In order to meet our ambitious social impact goals, d.light adopts a data-driven approach to measuring the impact of our products. The d.light approach to estimating impact (including benefits to health, productivity and well-being) combines sales data, customer feedback and ongoing evaluation of our products in the field. This strategy provides a comprehensive understanding of how access to energy transforms our customers' lives. The above graphic, current as of August 31, 2015, represents d.light's social impact and is calculated using d.light’s developing world sales and high-quality research from the United Nations and International Finance Corporation. These metrics are now aligned with the Global Off-Grid Lighting Association’s (GOGLA) Standardized Impact Metrics for the off-grid energy sector.
d.light’s Approach to Social Impact Measurement
d.light’s impact strategy is based on theories of change across four areas of well-being: financial freedom, productivity gains, human health, and environmental health. This blueprint guides d.light’s assessment of the customer experience, from the first purchase of a solar lantern or home system to the longer-term impact of a brighter future. To do this, d.light approaches impact measurement in three ways: modeling social impact metrics, monitoring customers, and evaluating customer data. This approach produces a deeper understanding of how solar energy affects households that previously relied on poor quality, expensive, and unhealthy alternatives, such as kerosene, candles and diesel.
We have developed two theories of change: one for our solar lanterns and one for our home systems. Based on these theories of change, our metrics above have been revised. Lives empowered, school-aged children reached and Giga-watt hours generated reflect the impact of our whole product range.
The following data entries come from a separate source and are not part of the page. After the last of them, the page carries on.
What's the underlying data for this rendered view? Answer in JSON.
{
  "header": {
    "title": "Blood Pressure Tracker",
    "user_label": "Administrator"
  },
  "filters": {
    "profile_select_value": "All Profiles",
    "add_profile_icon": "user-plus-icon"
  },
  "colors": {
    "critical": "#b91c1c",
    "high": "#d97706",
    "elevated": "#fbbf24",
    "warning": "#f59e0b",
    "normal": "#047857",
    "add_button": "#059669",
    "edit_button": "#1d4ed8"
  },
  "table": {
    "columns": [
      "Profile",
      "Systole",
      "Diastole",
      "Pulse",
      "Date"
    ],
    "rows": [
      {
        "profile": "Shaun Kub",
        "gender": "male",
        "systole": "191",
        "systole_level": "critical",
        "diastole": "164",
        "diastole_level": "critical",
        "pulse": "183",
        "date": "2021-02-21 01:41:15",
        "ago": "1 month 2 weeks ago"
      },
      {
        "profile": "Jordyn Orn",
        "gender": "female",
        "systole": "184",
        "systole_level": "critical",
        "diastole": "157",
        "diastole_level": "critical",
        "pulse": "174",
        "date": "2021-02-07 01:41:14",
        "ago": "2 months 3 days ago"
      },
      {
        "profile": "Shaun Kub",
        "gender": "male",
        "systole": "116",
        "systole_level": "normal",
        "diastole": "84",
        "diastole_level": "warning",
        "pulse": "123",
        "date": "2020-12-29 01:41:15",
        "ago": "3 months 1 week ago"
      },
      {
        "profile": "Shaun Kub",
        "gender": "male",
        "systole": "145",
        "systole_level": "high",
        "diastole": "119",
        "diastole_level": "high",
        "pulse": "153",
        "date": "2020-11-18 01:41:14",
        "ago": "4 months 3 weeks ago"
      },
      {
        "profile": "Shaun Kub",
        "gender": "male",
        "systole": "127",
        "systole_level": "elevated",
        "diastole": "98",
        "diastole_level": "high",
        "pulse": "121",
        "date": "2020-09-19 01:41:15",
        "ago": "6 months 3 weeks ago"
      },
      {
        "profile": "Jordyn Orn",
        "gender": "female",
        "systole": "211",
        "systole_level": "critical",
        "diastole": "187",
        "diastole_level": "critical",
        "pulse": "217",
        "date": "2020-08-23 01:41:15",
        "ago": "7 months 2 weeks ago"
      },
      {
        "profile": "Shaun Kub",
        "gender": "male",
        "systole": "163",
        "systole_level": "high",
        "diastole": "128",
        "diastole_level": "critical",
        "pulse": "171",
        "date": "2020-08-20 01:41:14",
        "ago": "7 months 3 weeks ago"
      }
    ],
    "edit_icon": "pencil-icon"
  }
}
The metrics in the second row, including money saved, productive hours generated and tons of CO2 offset include impact for only our portable solar lantern product range.
d.light is dedicated to advancing evidence and thought leadership on market-driven social impact. Here you will find impact research, thought pieces, and social impact best practices on the impact of solar energy access.
- Institute of Developing Economies: "Impacts of Solar Lanterns in Geographically Challenged Locations: Experimental Evidence from Bangladesh." (2015) (PDF)
- International Rescue Committee: “Lighting the way: The role of handheld solar lamps in improving women’s and girl’s perceptions of safety in two camps for internally displaced people in Haiti.” (2014) (PDF)
- William Davidson Institute: “Access to Clean Lighting and its Impact on Children.” (2013) (PDF)
- Skoll World Forum: Metrics 3.0: How Collaborating on Impact Evaluation Helps Ecosystems (2014)
- Acumen Blog: The Kerosene Problem: An Open Letter for Better Research (2013)